In Philadelphia alone, at the time of this writing, over 8,000 children have had contact with the foster care system during this year, and one hundred percent (100%) of them had been abused, neglected, or abandoned. Currently, there are approximately 6,100 children in Philadelphia’s foster care and/or family court systems of care.
Evolution of the Commission
In 2014, Dr. Rufus Sylvester Lynch, ACSW, NASW Social Work Pioneer ® and Senior Fellow at the Stoneleigh Foundation, spearheaded the creation of The Strong Families Commission, Incorporated (THE COMMISSION) that emanated from Lynch’s collaborative work, beginning in 2011, with the Administration for Children and Families, Region III, U.S. Department of Health and Human Services. An outcome of the collaboration was the formation of the Philadelphia Strong Families Coalition (PSFC), consisting of twenty-six Philadelphia Stakeholders of Child Well-Being, which Lynch chaired as a part of his Stoneleigh Foundation Father Integration project design.

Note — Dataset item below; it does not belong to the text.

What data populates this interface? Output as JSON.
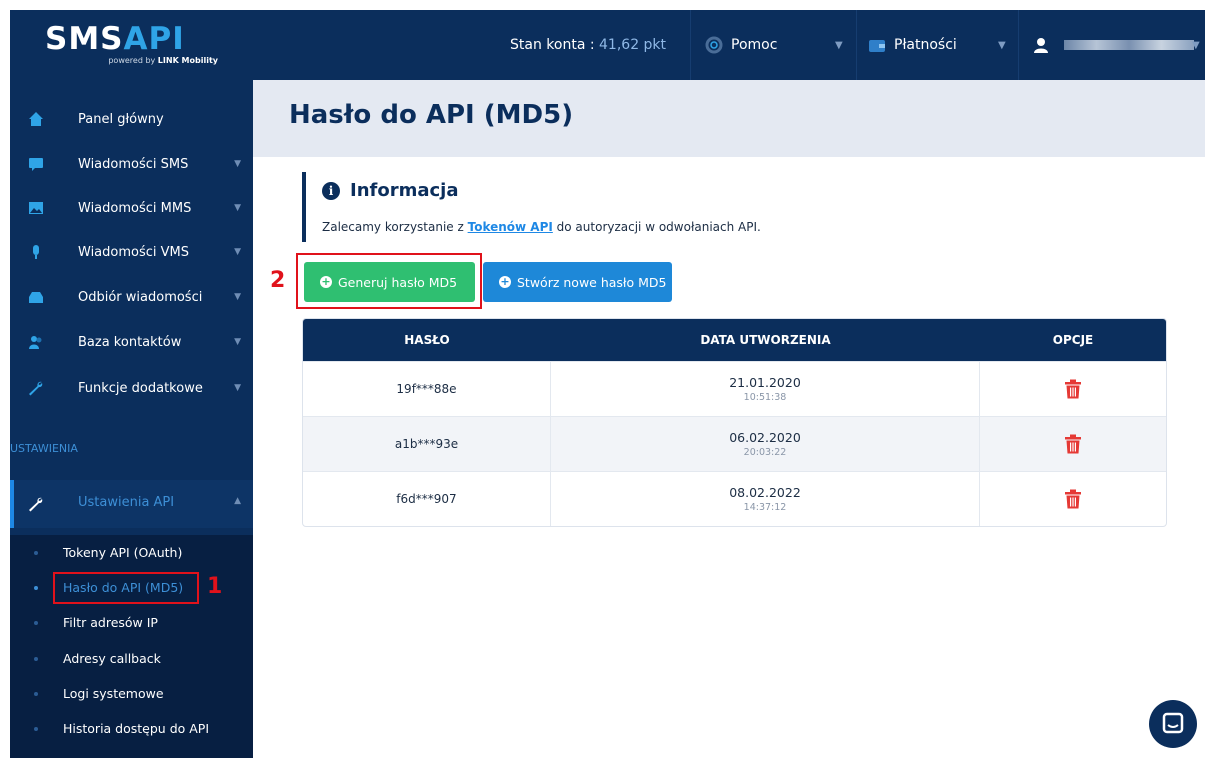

The primary purpose for the development of THE COMMISSION was to create an entity that would function to sustain the Fellowship work began by Lynch that supported children, youth, and family focused agencies concerned with strengthening families and improving child wellbeing, through advocacy for fathers in the life of children and families. THE COMMISSION is supported by the Administration for Children and Families, U.S. Department of Health & Human Services, Region III Office.